Problem statement.
All lines of the records below that contain the word "title" must be listed.

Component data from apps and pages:
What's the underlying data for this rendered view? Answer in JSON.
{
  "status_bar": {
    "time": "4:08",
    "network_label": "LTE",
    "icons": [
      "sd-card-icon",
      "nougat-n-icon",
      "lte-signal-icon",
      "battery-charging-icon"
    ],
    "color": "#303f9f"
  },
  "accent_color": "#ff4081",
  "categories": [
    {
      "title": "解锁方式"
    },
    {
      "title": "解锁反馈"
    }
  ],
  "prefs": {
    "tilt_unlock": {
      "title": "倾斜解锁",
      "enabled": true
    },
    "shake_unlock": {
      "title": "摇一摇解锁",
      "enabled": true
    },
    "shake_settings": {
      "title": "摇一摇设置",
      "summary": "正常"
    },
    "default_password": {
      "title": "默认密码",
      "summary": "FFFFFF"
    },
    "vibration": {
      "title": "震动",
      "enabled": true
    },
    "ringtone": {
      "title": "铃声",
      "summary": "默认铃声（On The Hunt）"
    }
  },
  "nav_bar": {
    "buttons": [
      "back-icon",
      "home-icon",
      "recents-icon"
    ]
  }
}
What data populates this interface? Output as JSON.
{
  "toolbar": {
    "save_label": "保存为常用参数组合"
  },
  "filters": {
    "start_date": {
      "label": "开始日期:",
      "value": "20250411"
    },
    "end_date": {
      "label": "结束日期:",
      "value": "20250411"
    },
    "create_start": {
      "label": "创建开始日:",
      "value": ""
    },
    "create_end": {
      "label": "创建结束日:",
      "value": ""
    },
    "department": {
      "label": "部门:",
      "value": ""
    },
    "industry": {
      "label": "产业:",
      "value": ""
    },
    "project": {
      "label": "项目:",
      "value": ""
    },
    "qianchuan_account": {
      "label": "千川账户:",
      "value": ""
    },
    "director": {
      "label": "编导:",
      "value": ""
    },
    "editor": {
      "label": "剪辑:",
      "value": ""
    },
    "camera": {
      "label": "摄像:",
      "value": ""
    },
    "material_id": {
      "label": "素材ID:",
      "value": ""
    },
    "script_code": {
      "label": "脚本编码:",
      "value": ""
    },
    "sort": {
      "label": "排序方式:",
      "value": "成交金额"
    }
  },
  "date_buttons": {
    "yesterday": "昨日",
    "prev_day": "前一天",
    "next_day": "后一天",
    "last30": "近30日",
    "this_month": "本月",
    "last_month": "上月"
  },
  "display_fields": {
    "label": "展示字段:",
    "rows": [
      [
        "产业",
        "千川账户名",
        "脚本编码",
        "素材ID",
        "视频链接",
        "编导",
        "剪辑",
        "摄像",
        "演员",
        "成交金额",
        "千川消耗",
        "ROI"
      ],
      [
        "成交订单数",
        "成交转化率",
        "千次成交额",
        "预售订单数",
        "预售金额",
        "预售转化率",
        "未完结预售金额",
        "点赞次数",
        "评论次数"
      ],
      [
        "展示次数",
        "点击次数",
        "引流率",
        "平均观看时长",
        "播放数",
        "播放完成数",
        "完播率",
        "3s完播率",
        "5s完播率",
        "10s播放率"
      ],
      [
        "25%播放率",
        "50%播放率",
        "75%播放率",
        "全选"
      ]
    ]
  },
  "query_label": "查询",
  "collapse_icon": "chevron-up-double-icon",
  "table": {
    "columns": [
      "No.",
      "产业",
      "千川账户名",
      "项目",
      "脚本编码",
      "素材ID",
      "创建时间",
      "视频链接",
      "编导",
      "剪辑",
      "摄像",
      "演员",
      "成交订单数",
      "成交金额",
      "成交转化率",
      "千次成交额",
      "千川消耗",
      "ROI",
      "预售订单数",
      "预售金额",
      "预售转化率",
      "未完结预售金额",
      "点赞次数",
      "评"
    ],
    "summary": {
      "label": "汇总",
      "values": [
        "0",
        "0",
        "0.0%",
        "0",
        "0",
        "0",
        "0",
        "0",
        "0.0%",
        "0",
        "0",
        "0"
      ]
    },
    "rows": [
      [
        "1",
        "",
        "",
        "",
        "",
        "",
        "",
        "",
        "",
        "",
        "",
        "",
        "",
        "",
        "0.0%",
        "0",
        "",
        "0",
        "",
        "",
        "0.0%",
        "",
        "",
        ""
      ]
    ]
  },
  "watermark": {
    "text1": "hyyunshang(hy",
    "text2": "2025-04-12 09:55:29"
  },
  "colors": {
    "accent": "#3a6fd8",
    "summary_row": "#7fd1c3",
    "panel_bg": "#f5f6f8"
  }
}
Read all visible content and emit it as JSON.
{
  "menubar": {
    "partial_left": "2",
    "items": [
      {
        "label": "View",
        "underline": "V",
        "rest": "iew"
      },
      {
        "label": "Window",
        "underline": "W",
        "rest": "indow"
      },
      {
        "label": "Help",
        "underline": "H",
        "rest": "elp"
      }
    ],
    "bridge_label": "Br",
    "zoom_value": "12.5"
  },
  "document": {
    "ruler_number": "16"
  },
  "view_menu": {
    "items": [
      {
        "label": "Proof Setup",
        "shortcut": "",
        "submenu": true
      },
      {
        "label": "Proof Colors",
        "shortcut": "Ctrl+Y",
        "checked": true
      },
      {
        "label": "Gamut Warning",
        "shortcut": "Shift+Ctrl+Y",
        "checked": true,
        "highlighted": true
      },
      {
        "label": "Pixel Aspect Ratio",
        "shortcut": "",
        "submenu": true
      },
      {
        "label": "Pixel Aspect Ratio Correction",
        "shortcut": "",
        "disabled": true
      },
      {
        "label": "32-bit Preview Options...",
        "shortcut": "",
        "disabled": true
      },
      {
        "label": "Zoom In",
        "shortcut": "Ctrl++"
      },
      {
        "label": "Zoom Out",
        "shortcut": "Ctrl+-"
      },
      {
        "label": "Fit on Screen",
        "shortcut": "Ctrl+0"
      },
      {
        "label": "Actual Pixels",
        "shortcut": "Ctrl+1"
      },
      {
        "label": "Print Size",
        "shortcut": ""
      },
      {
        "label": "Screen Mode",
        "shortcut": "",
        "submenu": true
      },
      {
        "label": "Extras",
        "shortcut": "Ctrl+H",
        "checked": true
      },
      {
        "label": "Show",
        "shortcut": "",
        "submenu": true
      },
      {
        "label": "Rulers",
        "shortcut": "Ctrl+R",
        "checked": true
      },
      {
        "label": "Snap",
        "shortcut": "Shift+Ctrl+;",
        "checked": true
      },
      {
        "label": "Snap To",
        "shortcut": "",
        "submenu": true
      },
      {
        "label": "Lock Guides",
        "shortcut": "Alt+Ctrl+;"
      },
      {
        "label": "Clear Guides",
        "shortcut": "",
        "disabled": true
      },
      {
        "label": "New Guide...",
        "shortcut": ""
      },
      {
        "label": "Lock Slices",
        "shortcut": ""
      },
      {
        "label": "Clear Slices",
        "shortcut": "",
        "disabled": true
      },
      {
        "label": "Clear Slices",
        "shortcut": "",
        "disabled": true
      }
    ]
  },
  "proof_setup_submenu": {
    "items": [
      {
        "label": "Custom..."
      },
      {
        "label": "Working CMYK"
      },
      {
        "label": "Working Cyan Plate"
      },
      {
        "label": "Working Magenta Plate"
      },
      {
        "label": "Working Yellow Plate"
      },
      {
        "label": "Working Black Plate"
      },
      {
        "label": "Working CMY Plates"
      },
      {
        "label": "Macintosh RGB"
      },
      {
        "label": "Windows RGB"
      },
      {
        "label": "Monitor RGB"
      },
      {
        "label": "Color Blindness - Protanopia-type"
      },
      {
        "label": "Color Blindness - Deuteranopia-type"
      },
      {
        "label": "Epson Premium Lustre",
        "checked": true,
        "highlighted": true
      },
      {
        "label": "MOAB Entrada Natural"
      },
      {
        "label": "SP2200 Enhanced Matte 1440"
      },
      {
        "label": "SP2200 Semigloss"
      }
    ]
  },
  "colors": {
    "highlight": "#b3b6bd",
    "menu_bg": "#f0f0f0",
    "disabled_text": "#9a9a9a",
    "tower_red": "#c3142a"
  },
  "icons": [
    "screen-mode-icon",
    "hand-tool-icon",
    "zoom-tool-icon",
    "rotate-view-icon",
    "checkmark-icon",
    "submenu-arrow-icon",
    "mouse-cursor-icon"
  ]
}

Output for this task.
      "title": "解锁方式"
      "title": "解锁反馈"
      "title": "倾斜解锁",
      "title": "摇一摇解锁",
      "title": "摇一摇设置",
      "title": "默认密码",
      "title": "震动",
      "title": "铃声",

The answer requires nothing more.